## Task details:
Select every line below containing the word "true".
☆ ☆ ☆ ☆ ☆ ☆ ☆
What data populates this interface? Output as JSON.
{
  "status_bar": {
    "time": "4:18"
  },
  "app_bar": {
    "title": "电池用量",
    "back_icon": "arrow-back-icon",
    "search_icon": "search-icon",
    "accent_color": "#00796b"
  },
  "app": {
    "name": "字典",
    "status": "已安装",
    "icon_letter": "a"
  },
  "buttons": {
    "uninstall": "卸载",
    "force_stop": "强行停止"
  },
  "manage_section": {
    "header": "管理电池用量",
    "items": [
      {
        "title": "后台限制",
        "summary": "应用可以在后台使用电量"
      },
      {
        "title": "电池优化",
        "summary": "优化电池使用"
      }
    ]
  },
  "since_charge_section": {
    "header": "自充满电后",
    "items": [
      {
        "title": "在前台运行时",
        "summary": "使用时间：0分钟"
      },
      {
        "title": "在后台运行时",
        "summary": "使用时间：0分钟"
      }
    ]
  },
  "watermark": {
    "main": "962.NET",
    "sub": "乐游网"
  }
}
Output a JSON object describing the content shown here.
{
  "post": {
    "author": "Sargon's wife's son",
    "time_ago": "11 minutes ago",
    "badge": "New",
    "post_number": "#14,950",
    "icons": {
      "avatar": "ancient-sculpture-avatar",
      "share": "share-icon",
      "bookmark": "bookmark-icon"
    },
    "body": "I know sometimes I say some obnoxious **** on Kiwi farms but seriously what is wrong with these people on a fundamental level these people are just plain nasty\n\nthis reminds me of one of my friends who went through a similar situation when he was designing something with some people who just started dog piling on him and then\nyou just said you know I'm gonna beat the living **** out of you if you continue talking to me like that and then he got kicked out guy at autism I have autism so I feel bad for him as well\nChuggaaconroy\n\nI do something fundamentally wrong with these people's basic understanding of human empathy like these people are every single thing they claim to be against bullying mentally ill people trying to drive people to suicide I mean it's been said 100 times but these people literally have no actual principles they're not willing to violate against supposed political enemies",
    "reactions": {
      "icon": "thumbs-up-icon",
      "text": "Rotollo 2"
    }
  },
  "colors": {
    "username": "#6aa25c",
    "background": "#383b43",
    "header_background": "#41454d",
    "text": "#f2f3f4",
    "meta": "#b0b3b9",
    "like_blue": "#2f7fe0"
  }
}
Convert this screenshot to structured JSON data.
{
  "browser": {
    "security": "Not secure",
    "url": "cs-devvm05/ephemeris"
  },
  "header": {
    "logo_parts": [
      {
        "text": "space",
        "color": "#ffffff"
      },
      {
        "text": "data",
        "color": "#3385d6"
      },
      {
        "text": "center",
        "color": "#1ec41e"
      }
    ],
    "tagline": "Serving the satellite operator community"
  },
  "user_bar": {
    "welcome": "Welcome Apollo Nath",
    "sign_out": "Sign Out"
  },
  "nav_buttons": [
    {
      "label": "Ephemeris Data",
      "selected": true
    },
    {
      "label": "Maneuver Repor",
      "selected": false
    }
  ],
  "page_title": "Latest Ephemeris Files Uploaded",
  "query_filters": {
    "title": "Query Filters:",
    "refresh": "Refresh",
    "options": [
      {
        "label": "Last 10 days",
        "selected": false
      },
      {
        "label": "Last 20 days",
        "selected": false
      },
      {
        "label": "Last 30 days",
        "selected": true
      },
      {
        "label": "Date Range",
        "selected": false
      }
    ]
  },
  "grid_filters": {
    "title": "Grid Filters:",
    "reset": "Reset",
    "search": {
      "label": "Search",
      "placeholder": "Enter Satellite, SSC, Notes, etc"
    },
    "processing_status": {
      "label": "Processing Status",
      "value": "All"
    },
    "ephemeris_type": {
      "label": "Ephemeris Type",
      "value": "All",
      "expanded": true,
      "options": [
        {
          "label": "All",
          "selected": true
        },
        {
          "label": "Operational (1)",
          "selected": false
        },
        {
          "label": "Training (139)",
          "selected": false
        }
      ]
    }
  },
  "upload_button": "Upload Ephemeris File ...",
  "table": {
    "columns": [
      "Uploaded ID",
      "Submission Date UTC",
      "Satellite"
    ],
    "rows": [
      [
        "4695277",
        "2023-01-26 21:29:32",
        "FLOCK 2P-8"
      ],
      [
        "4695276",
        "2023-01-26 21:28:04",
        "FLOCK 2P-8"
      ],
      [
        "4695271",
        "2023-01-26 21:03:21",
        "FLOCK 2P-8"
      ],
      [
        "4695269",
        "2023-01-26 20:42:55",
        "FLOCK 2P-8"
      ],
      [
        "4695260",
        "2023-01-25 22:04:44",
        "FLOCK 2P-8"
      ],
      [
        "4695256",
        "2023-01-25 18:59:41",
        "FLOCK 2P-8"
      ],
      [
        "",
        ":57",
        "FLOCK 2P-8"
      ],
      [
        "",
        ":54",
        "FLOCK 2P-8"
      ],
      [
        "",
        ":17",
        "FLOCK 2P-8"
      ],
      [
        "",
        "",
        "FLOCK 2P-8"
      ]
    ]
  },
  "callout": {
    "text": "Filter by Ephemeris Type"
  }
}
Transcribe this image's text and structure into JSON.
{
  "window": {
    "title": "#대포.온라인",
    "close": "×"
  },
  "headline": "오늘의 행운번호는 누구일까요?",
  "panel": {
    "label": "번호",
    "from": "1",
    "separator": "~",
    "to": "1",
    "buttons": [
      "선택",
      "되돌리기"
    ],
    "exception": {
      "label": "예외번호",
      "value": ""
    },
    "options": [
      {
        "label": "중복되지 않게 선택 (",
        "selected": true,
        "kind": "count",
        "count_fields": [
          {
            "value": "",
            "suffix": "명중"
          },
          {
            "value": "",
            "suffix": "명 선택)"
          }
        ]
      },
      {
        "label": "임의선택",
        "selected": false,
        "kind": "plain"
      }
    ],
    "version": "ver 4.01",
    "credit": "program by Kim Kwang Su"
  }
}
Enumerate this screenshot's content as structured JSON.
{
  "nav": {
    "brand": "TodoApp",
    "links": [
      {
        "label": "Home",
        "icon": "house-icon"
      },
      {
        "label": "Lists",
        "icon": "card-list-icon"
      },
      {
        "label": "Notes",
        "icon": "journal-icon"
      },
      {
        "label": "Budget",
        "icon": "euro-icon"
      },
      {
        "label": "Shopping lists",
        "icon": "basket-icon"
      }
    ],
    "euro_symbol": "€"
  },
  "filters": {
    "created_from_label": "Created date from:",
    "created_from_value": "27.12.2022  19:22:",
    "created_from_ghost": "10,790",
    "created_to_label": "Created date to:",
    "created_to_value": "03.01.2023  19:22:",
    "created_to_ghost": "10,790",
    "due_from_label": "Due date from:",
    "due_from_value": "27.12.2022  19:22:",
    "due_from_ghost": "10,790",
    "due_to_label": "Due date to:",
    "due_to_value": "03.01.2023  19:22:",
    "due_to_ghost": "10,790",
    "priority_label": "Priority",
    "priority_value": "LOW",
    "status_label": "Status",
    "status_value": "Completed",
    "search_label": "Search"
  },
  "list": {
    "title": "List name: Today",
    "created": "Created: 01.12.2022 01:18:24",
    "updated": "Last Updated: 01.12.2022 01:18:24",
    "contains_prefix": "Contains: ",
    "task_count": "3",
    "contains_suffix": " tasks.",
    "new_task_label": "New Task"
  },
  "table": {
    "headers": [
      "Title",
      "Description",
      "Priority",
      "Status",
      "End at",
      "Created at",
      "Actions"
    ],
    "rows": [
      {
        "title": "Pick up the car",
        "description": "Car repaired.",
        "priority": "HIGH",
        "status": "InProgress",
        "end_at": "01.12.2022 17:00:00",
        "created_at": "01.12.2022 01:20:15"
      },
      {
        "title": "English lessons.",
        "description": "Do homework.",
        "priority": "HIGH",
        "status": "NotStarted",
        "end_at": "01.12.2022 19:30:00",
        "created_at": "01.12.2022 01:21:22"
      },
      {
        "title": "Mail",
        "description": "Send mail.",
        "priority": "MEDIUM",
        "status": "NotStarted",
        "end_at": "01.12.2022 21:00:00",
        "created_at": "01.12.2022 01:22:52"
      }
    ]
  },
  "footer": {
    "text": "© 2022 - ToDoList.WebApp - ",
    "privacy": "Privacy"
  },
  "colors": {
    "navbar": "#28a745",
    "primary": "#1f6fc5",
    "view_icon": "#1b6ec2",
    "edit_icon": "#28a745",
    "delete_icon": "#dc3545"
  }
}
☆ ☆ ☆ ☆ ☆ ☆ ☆
## Problem solution:
      "selected": true
        "selected": true
      "expanded": true,
          "selected": true
        "selected": true,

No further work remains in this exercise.